    2. Nathaniel Hilger, 2017. "All Together Now: Leveraging Firms to Increase Worker Productivity Growth," NBER Working Papers 23905, National Bureau of Economic Research, Inc.

    More about this item

    Keywords

    training contract; firm-sponsored general training; organizations; trucking; truck driver; truckload;

    JEL classification:

    • J24 - Labor and Demographic Economics - - Demand and Supply of Labor - - - Human Capital; Skills; Occupational Choice; Labor Productivity
    • M53 - Business Administration and Business Economics; Marketing; Accounting; Personnel Economics - - Personnel Economics - - - Training
    • J41 - Labor and Demographic Economics - - Particular Labor Markets - - - Labor Contracts

    NEP fields

    This paper has been announced in the following NEP Reports:

    Statistics

    Access and download statistics

    Corrections
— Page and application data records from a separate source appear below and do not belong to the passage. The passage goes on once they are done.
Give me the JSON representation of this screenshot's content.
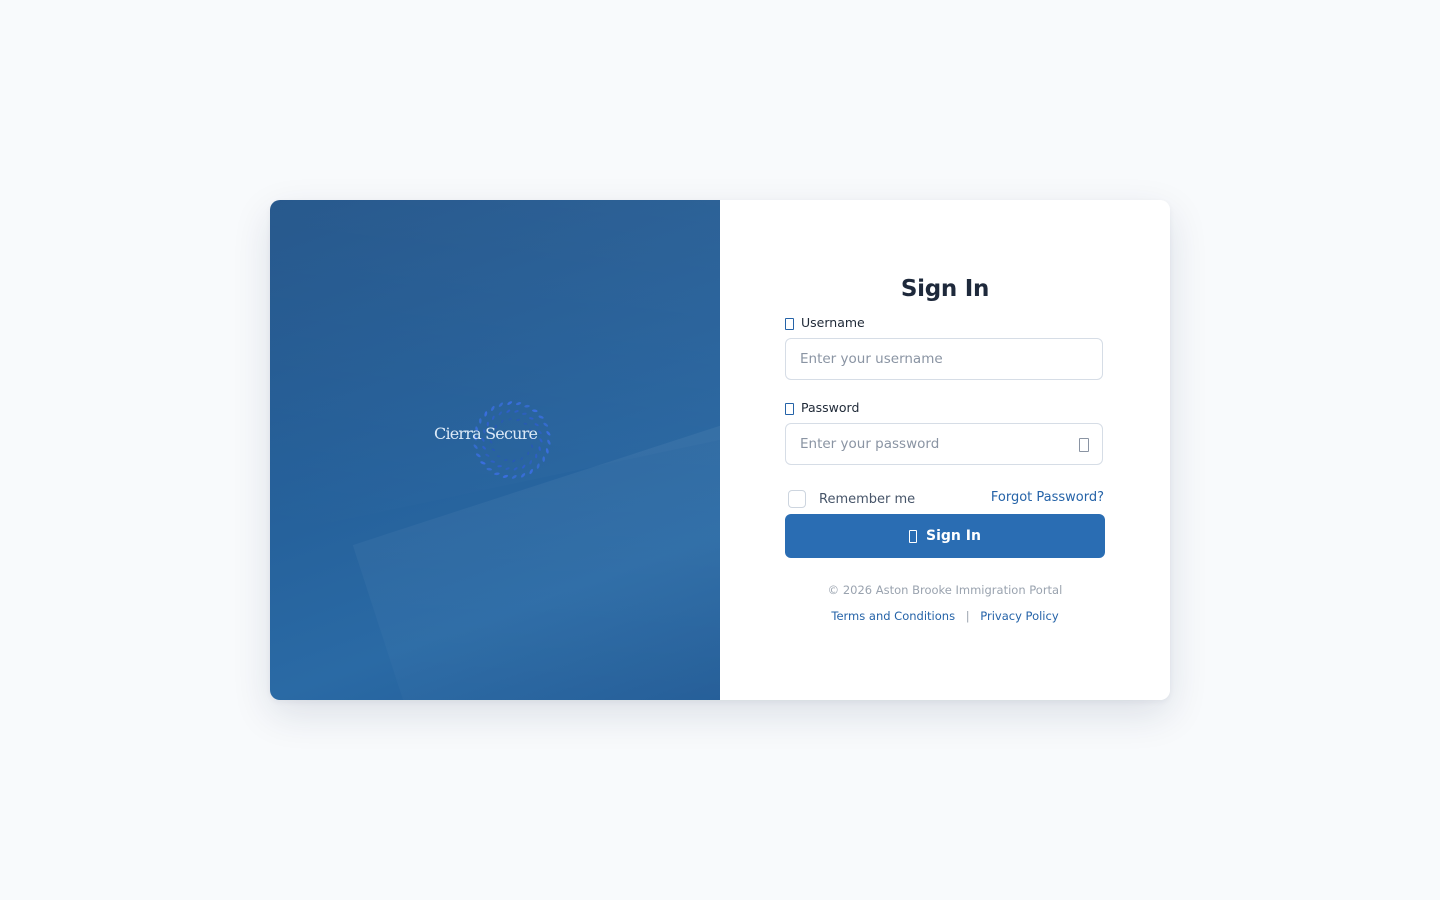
{
  "brand": {
    "logo_text": "Cierra Secure",
    "logo_icon": "dotted-circle-logo"
  },
  "form": {
    "title": "Sign In",
    "username": {
      "label": "Username",
      "icon": "user-icon",
      "placeholder": "Enter your username",
      "value": ""
    },
    "password": {
      "label": "Password",
      "icon": "lock-icon",
      "placeholder": "Enter your password",
      "value": "",
      "toggle_icon": "eye-icon"
    },
    "remember_label": "Remember me",
    "forgot_label": "Forgot Password?",
    "submit_label": "Sign In",
    "submit_icon": "sign-in-icon"
  },
  "footer": {
    "copyright": "© 2026 Aston Brooke Immigration Portal",
    "terms_label": "Terms and Conditions",
    "separator": "|",
    "privacy_label": "Privacy Policy"
  },
  "colors": {
    "background": "#f8fafc",
    "brand_panel": "#25609a",
    "accent": "#2a6db3",
    "link": "#2563a8"
  }
}
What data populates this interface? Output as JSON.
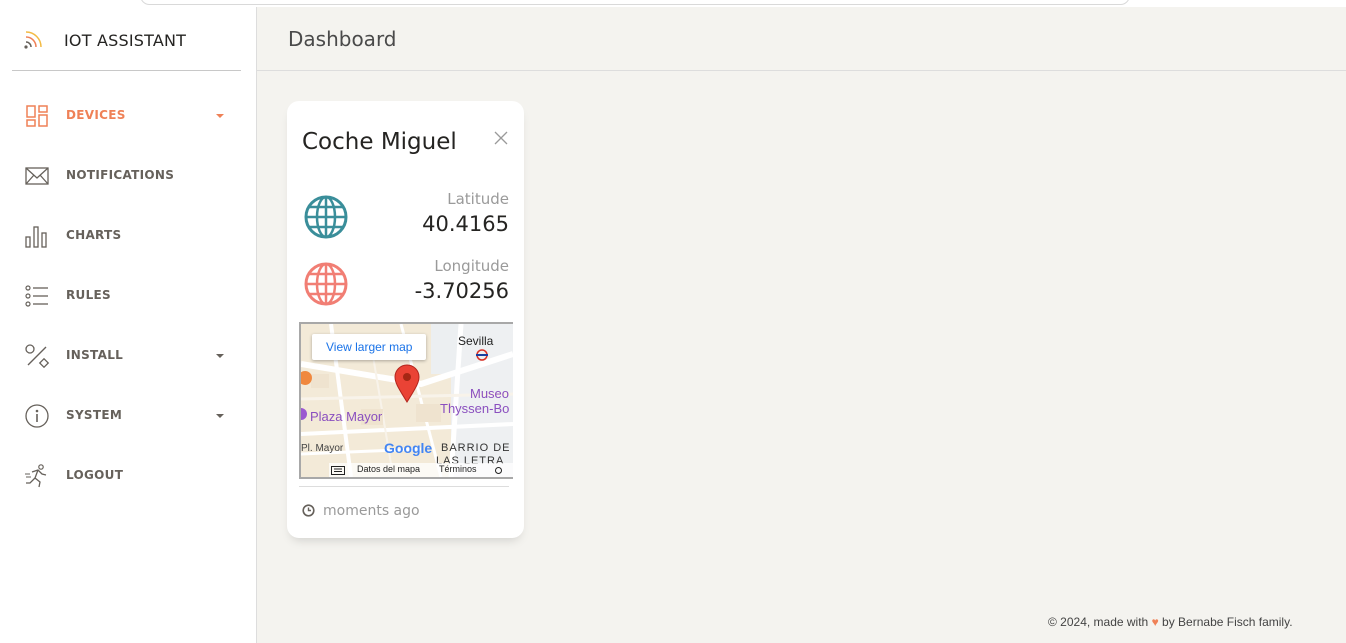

    All material on this site has been provided by the respective publishers and authors. You can help correct errors and omissions. When requesting a correction, please mention this item's handle: RePEc:iza:izadps:dp10835. See general information about how to correct material in RePEc.

    For technical questions regarding this item, or to correct its authors, title, abstract, bibliographic or download information, contact: (Mark Fallak). General contact details of provider: http://www.iza.org .

    If you have authored this item and are not yet registered with RePEc, we encourage you to do it here. This allows to link your profile to this item. It also allows you to accept potential citations to this item that we are uncertain about.

    If CitEc recognized a reference but did not link an item in RePEc to it, you can help with this form .

    If you know of missing items citing this one, you can help us creating those links by adding the relevant references in the same way as above, for each refering item. If you are a registered author of this item, you may also want to check the "citations" tab in your RePEc Author Service profile, as there may be some citations waiting for confirmation.

    Please note that corrections may take a couple of weeks to filter through the various RePEc services.

    IDEAS is a RePEc service hosted by the Research Division of the Federal Reserve Bank of St. Louis . RePEc uses bibliographic data supplied by the respective publishers.